Even more improbable, some would say, is that Britain's Tim Henman, whose serve-and-volley game is hardly suited to the slow, European clay, rounds out the foursome, having secured his spot with a straight-set victory over Argentina's Juan Ignacio Chela on Tuesday.
Henman faces a tough task Friday, taking on the clay-court maestro Coria, who has yet to drop a set in the tournament.
Gaudio will face Nalbandian, a 22-year-old with a confidence bordering on arrogance, who on Wednesday became the first South American to defeat Kuerten in a Grand Slam tournament.
"I think I've shown I can play anywhere, and I might be one of the most complete players," Nalbandian said when informed that Gaudio had compared him favorably to the world No. 1, Roger Federer.
Few would have picked the unseeded Gaudio to advance so far at Roland Garros.

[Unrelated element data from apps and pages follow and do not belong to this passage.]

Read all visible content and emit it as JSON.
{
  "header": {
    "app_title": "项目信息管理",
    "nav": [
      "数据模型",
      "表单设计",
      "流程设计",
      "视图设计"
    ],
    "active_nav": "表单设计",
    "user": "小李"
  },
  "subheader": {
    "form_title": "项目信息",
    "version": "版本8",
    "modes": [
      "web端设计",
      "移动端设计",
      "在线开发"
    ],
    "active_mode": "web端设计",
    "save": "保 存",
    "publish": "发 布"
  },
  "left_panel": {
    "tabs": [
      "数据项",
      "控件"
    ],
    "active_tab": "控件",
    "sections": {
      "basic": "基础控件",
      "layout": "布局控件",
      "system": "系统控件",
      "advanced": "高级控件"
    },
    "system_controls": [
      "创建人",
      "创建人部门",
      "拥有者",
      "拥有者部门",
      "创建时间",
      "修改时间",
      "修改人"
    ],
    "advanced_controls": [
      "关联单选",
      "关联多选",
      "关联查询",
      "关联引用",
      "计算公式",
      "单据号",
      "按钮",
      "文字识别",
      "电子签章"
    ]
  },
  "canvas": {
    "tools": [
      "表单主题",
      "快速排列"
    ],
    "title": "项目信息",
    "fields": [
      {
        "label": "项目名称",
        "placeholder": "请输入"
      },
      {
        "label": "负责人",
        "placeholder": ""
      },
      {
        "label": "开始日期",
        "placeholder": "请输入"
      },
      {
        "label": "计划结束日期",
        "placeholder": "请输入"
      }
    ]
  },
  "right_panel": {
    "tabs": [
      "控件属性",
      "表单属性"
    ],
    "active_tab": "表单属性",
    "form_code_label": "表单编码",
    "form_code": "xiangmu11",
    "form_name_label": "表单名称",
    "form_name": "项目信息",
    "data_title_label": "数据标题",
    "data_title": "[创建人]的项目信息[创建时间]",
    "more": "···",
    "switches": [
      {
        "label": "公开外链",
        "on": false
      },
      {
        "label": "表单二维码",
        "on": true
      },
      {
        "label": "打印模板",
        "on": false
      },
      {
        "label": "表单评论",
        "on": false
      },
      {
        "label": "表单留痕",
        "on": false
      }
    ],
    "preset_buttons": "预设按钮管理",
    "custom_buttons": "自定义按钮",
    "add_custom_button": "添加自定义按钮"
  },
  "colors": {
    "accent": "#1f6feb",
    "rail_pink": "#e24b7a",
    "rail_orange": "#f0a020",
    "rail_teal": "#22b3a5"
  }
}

Unlike Coria and Nalbandian, he grew up outside the nurturing embrace of the Argentine Tennis Federation, which for a time bankrolled the development of chosen junior players. Gaudio, by and large, paid his own way. At times he was forced to withdraw from overseas tournaments because he ran out of money. Other times he was forced to stay in Europe an extra month to wait for the next tournament because he couldn't afford airfare back home.
"I'm not going to judge that," Gaudio said, asked about the effect of his early struggles. "We each followed a different path. Now we're all here."

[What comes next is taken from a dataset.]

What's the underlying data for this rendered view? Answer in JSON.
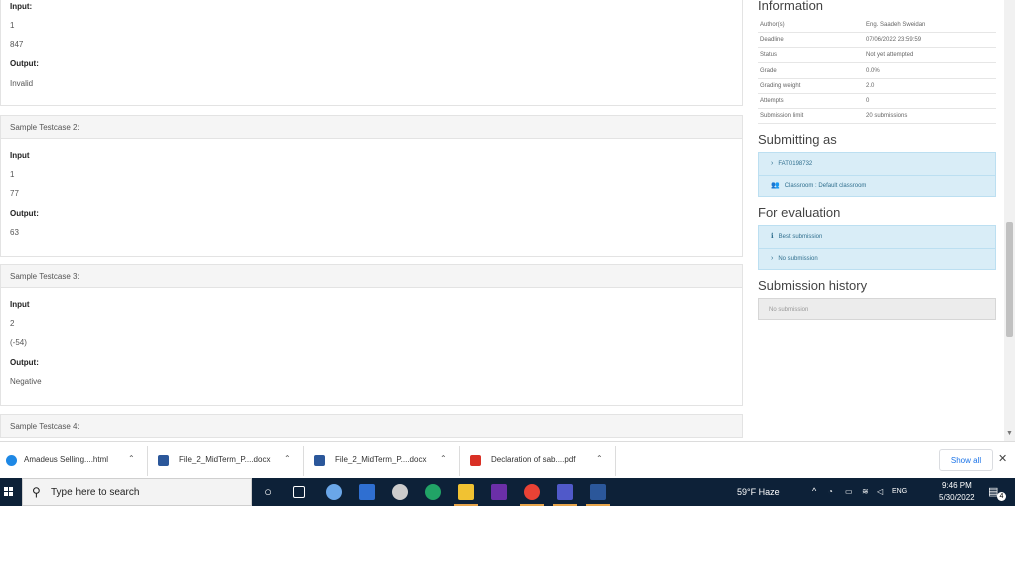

Though he has equaled the achievements of Coria and Nalbandian at this tournament, Gaudio refuses to place himself on their level. Among the wealth of talented Argentine players, they are the best -- ranked third and 10th in the world, respectively. Gaudio is ranked 34th, which translates to seventh best in Argentina.
"They are the geniuses," Gaudio gushed about Coria and Nalbandian. "They're the Galacticos, and I am the Valencia."
(The Galacticos are the superstars of the Real Madrid soccer team. Valencia, by contrast, is the dogged Spanish squad that manages to win titles without such millionaire franchise players as David Beckham and Ronaldo.)
Still, Gaudio was more than Hewitt could handle, playing the role of brick wall to the Australian's groundstrokes. Nearly every ball that Hewitt fired at him came back. And Hewitt responded by forcing the issue, which translated to 43 unforced errors in three quick sets. Gaudio erred just 19 times.
The turning point came early, with Hewitt serving at 40-love, trailing 3-2 in the first set. He missed an easy forehand volley, and his play deteriorated from there. Hewitt was also rattled by the swirling wind, which affected his flat strokes more than it affected Gaudio's topspin ones. And Gaudio kept the pressure on, pinning Hewitt behind the baseline with deep, driving groundstrokes.
"He was too good," Hewitt said. "I tried hanging in there -- you know, trying a few different things. He's a class player on this surface."
Nalbandian was favored against Kuerten, the clay-court artist who has struggled since hip surgery in 2002. But fate seemed to be on Kuerten's side since his stunning upset of Federer in the third round.
Nalbandian claimed the first set, but the French fans roared with approval when "Guga," whom they regard as an honorary citizen, took the second set. The match was a race against time for Kuerten, who had re-injured his hip just months before. He knew he couldn't last five sets against Nalbandian, so a quick victory was essential.
Aware of his opponent's vulnerability, Nalbandian made him run, pulling him wide with cross-court groundstrokes and luring him forward with deft drop shots. Kuerten had three set points in the fourth set, but Nalbandian responded with a stunning display of shot-making to finish the match.
"He had a lot of chances," Nalbandian said. "But I fight too much at that moment, and I think that was the key."
French Open Note: Just as Sunday's men's final could be an all-Argentine affair, Saturday's women's final could feature two Russians. Argentina's Paola Suarez faces Russia's Elena Dementieva in Thursday's first semifinal, followed by Russia's Anastasia Myskina against Jennifer Capriati.